Knox, the documentary does a very good job in 77 minutes of summarizing the major episodes of this man's formative and mature years with almost equal weight using the thoughtful narration of Philip Todd, guiding the viewer through the historic places that Knox tread upon in Scotland, such as in Edinburgh, Glasgow, St. Andrews, Haddington and other beautiful camera takes throughout the countryside. Authentic Scottish voice overs during animation scenes add a fuller dimension to the documentary. Almost single handedly and with great passionate fervor, John Knox lit the fire of steadfast Protestant Reformation and changed the religious landscape of Britain, and eventually that of America, through his relentless teaching, preaching, traveling and fighting with arms if necessary so that the gospel truth could be brought to everyone in Presbyterian church format.
It's difficult to find a well done documentary on church history these days that is not infected with liberalism and secular bias, so Knox is a great catch and a powerful reminder that we shouldn't take our faith for granted or others will take it away from us eventually. If you are interested in John Knox, I recommend the thoroughly researched biography by Jasper Ridley for further study.
Thursday, January 31, 2019
This month, the CBMW office was surprised by the news that over 200 pastors and leaders in the Netherlands had translated and signed the Nashville Statement. Although the Dutch translation and signatories were released at the end of last year to very little fanfare, that all changed when media outlets in the Netherlands caught wind of the statement and signatories earlier this month. Significant national and even some global backlash quickly followed. Dozens of news reports appeared about the Dutch translation of the statement, including an opinion piece in The Economist.
Sunday, January 20, 2019
PRAYAGRAJ, India (Reuters) - In a desert tent guarded by armed police and a thick-set bouncer, Laxmi Narayan Tripathi is blessing a constant stream of pilgrims, who garland her with marigolds and kneel to touch her feet. Continue to Reuters News article.
Wednesday, January 16, 2019
Wednesday, January 2, 2019
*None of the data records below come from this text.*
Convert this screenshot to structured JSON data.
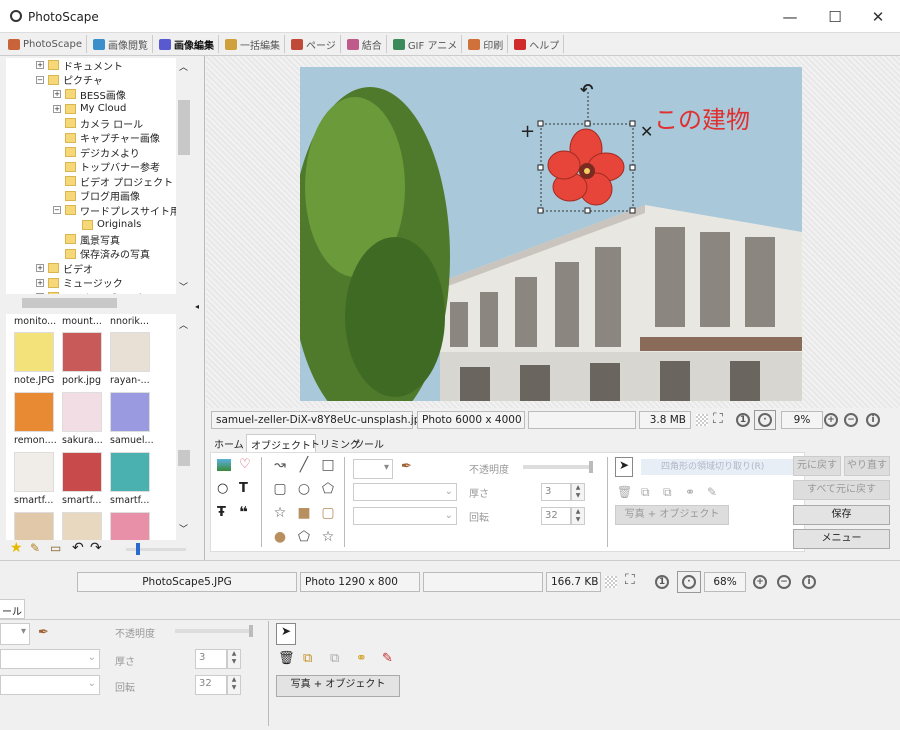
{
  "window": {
    "title": "PhotoScape",
    "controls": [
      "—",
      "☐",
      "✕"
    ]
  },
  "menu_tabs": [
    {
      "label": "PhotoScape",
      "color": "#c9643a"
    },
    {
      "label": "画像閲覧",
      "color": "#3a8ec9"
    },
    {
      "label": "画像編集",
      "color": "#5a5ad0",
      "active": true
    },
    {
      "label": "一括編集",
      "color": "#d0a03a"
    },
    {
      "label": "ページ",
      "color": "#c04a3a"
    },
    {
      "label": "結合",
      "color": "#c05a8a"
    },
    {
      "label": "GIF アニメ",
      "color": "#3a8a5a"
    },
    {
      "label": "印刷",
      "color": "#d0703a"
    },
    {
      "label": "ヘルプ",
      "color": "#d02a2a"
    }
  ],
  "tree": [
    {
      "label": "ドキュメント",
      "level": 1,
      "pm": "+"
    },
    {
      "label": "ピクチャ",
      "level": 1,
      "pm": "−"
    },
    {
      "label": "BESS画像",
      "level": 2,
      "pm": "+"
    },
    {
      "label": "My Cloud",
      "level": 2,
      "pm": "+"
    },
    {
      "label": "カメラ ロール",
      "level": 2
    },
    {
      "label": "キャプチャー画像",
      "level": 2
    },
    {
      "label": "デジカメより",
      "level": 2
    },
    {
      "label": "トップバナー参考",
      "level": 2
    },
    {
      "label": "ビデオ プロジェクト",
      "level": 2
    },
    {
      "label": "ブログ用画像",
      "level": 2
    },
    {
      "label": "ワードプレスサイト用",
      "level": 2,
      "pm": "−"
    },
    {
      "label": "Originals",
      "level": 3
    },
    {
      "label": "風景写真",
      "level": 2
    },
    {
      "label": "保存済みの写真",
      "level": 2
    },
    {
      "label": "ビデオ",
      "level": 1,
      "pm": "+"
    },
    {
      "label": "ミュージック",
      "level": 1,
      "pm": "+"
    },
    {
      "label": "ローカル ディスク (C:)",
      "level": 1,
      "pm": "+"
    }
  ],
  "thumbnails": {
    "header_labels": [
      "monito...",
      "mount...",
      "nnorik..."
    ],
    "rows": [
      [
        {
          "label": "note.JPG",
          "color": "#f3e27a"
        },
        {
          "label": "pork.jpg",
          "color": "#c85a5a"
        },
        {
          "label": "rayan-...",
          "color": "#e8e0d4"
        }
      ],
      [
        {
          "label": "remon....",
          "color": "#e88a34"
        },
        {
          "label": "sakura...",
          "color": "#f3dde4"
        },
        {
          "label": "samuel...",
          "color": "#9a9ae0"
        }
      ],
      [
        {
          "label": "smartf...",
          "color": "#f0ece8"
        },
        {
          "label": "smartf...",
          "color": "#c84a4a"
        },
        {
          "label": "smartf...",
          "color": "#4ab0b0"
        }
      ],
      [
        {
          "label": "",
          "color": "#e0c8a8"
        },
        {
          "label": "",
          "color": "#e8d8c0"
        },
        {
          "label": "",
          "color": "#e890a8"
        }
      ]
    ]
  },
  "canvas": {
    "annotation": "この建物",
    "annotation_color": "#e03030",
    "sky_color": "#a9c8da"
  },
  "status": {
    "filename": "samuel-zeller-DiX-v8Y8eUc-unsplash.jpg",
    "dimensions": "Photo 6000 x 4000",
    "size": "3.8 MB",
    "zoom": "9%"
  },
  "edit_tabs": [
    "ホーム",
    "オブジェクト",
    "トリミング",
    "ツール"
  ],
  "active_edit_tab": 1,
  "object_panel": {
    "opacity_label": "不透明度",
    "thickness_label": "厚さ",
    "thickness": "3",
    "rotation_label": "回転",
    "rotation": "32",
    "photo_object_button": "写真 + オブジェクト",
    "tooltip": "四角形の領域切り取り(R)"
  },
  "actions": {
    "undo": "元に戻す",
    "redo": "やり直す",
    "undo_all": "すべて元に戻す",
    "save": "保存",
    "menu": "メニュー"
  },
  "background_window": {
    "filename": "PhotoScape5.JPG",
    "dimensions": "Photo 1290 x 800",
    "size": "166.7 KB",
    "zoom": "68%",
    "tab_fragment": "ール",
    "opacity_label": "不透明度",
    "thickness_label": "厚さ",
    "thickness": "3",
    "rotation_label": "回転",
    "rotation": "32",
    "photo_object_button": "写真 + オブジェクト"
  }
}
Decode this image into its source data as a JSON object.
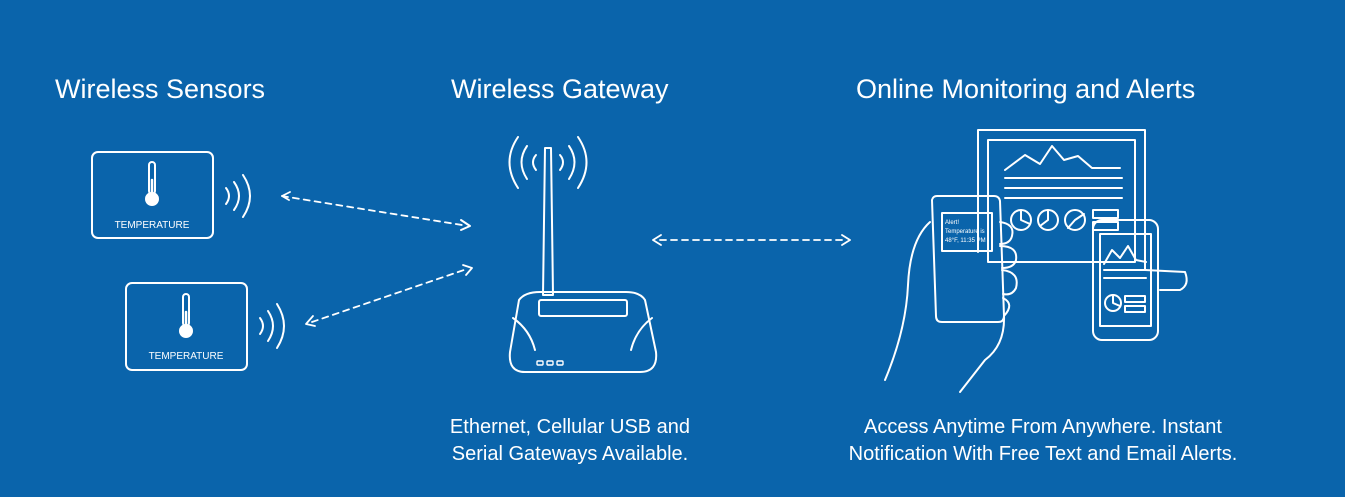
{
  "headings": {
    "sensors": "Wireless Sensors",
    "gateway": "Wireless Gateway",
    "monitoring": "Online Monitoring and Alerts"
  },
  "sensors": [
    {
      "label": "TEMPERATURE"
    },
    {
      "label": "TEMPERATURE"
    }
  ],
  "captions": {
    "gateway": [
      "Ethernet, Cellular USB and",
      "Serial Gateways Available."
    ],
    "monitoring": [
      "Access Anytime From Anywhere. Instant",
      "Notification With Free Text and Email Alerts."
    ]
  },
  "phone_alert": [
    "Alert!",
    "Temperature is",
    "48°F, 11:35 PM"
  ],
  "colors": {
    "background": "#0a64ab",
    "line": "#ffffff"
  }
}
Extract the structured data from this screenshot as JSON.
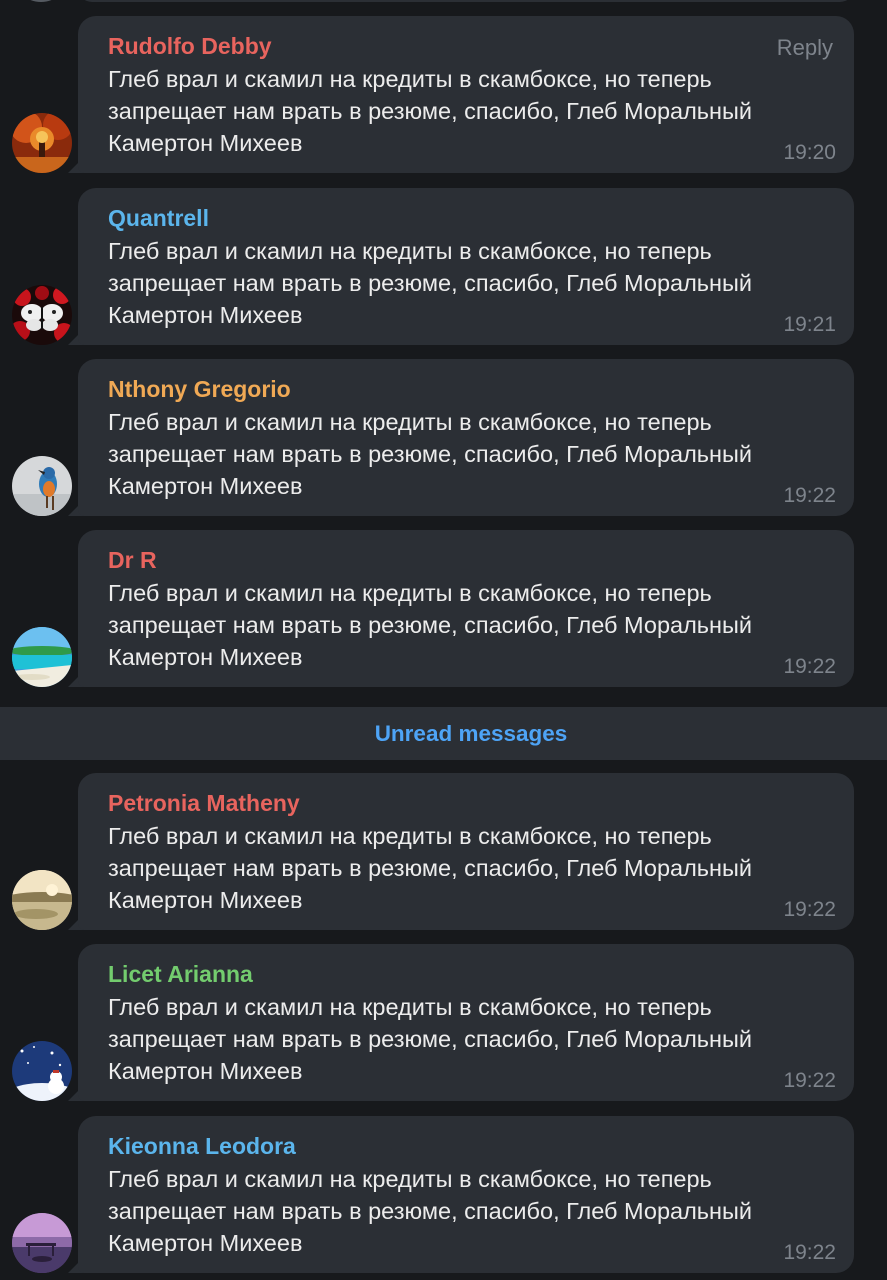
{
  "messages_before": [
    {
      "sender": "Rudolfo Debby",
      "color": "#e8645e",
      "text": "Глеб врал и скамил на кредиты в скамбоксе, но теперь запрещает нам врать в резюме, спасибо, Глеб Моральный Камертон Михеев",
      "time": "19:20",
      "reply_label": "Reply",
      "avatar": "autumn-forest-avatar"
    },
    {
      "sender": "Quantrell",
      "color": "#5bb5ec",
      "text": "Глеб врал и скамил на кредиты в скамбоксе, но теперь запрещает нам врать в резюме, спасибо, Глеб Моральный Камертон Михеев",
      "time": "19:21",
      "avatar": "butterfly-roses-avatar"
    },
    {
      "sender": "Nthony Gregorio",
      "color": "#f0a955",
      "text": "Глеб врал и скамил на кредиты в скамбоксе, но теперь запрещает нам врать в резюме, спасибо, Глеб Моральный Камертон Михеев",
      "time": "19:22",
      "avatar": "kingfisher-bird-avatar"
    },
    {
      "sender": "Dr R",
      "color": "#e8645e",
      "text": "Глеб врал и скамил на кредиты в скамбоксе, но теперь запрещает нам врать в резюме, спасибо, Глеб Моральный Камертон Михеев",
      "time": "19:22",
      "avatar": "tropical-beach-avatar"
    }
  ],
  "divider": {
    "label": "Unread messages"
  },
  "messages_after": [
    {
      "sender": "Petronia Matheny",
      "color": "#e8645e",
      "text": "Глеб врал и скамил на кредиты в скамбоксе, но теперь запрещает нам врать в резюме, спасибо, Глеб Моральный Камертон Михеев",
      "time": "19:22",
      "avatar": "sunset-lake-avatar"
    },
    {
      "sender": "Licet Arianna",
      "color": "#73cc6e",
      "text": "Глеб врал и скамил на кредиты в скамбоксе, но теперь запрещает нам врать в резюме, спасибо, Глеб Моральный Камертон Михеев",
      "time": "19:22",
      "avatar": "winter-snowman-avatar"
    },
    {
      "sender": "Kieonna Leodora",
      "color": "#5bb5ec",
      "text": "Глеб врал и скамил на кредиты в скамбоксе, но теперь запрещает нам врать в резюме, спасибо, Глеб Моральный Камертон Михеев",
      "time": "19:22",
      "avatar": "purple-dusk-lake-avatar"
    }
  ]
}
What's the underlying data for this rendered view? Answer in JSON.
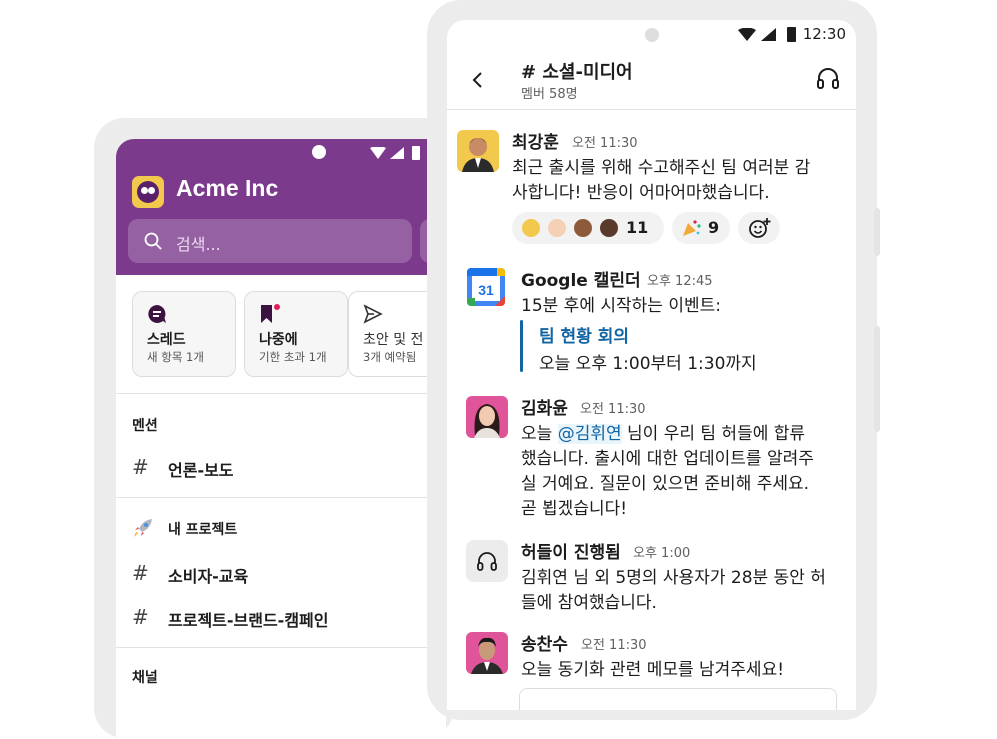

EXCERPTThe time has long passed for scholars of every theological persuasion to recognize that the Graf-Wellhausen theory, as a starting point for continued research, is dead. The Documentary Hypothesis and the arguments that support it have been effectively demolished by scholars from many different theological perspectives and areas of expertise. Even so, the ghost of Wellhausen hovers over Old Testament studies and symposiums like a thick fog, adding nothing of substance but effectively obscuring vision. Although actually incompatible with form-critical and archaeology-based studies, the Documentary Hypothesis has managed to remain the mainstay of critical orthodoxy. One wonders if we will ever return to the day when discussions of Genesis will not be stilted by interminable references to P and J. There are indications that such a day is coming. Many scholars are exploring the inadequacies of the Documentary Hypothesis and looking toward new models for explaining the Pentateuch. Continue reading
Tuesday, January 1, 2019
Monday, December 10, 2018
For me, as I suspect for many disciples of Christ, there is no doctrine so confusing and unclear as the doctrine of the Holy Spirit. Or as the late and venerable Dr. Martyn Lloyd-Jones rightly explains that, when the subject is approached, our imperfect and sinful nature views often vary between two extremes--utterly fantastic, experientially phenomena claims or stoic denial of any contemporary evidence of His manifestations beyond the New Testament apostolic age. Hopefully, my interpretations of the Puritan John Owen's classic work on this blessed person of the Trinity coupled with my review of Readings in St. John's Gospel by the former bishop of York and Archbishop of Canterbury, William Temple, will help the reader to come to his or her own conclusions regarding this vital subject.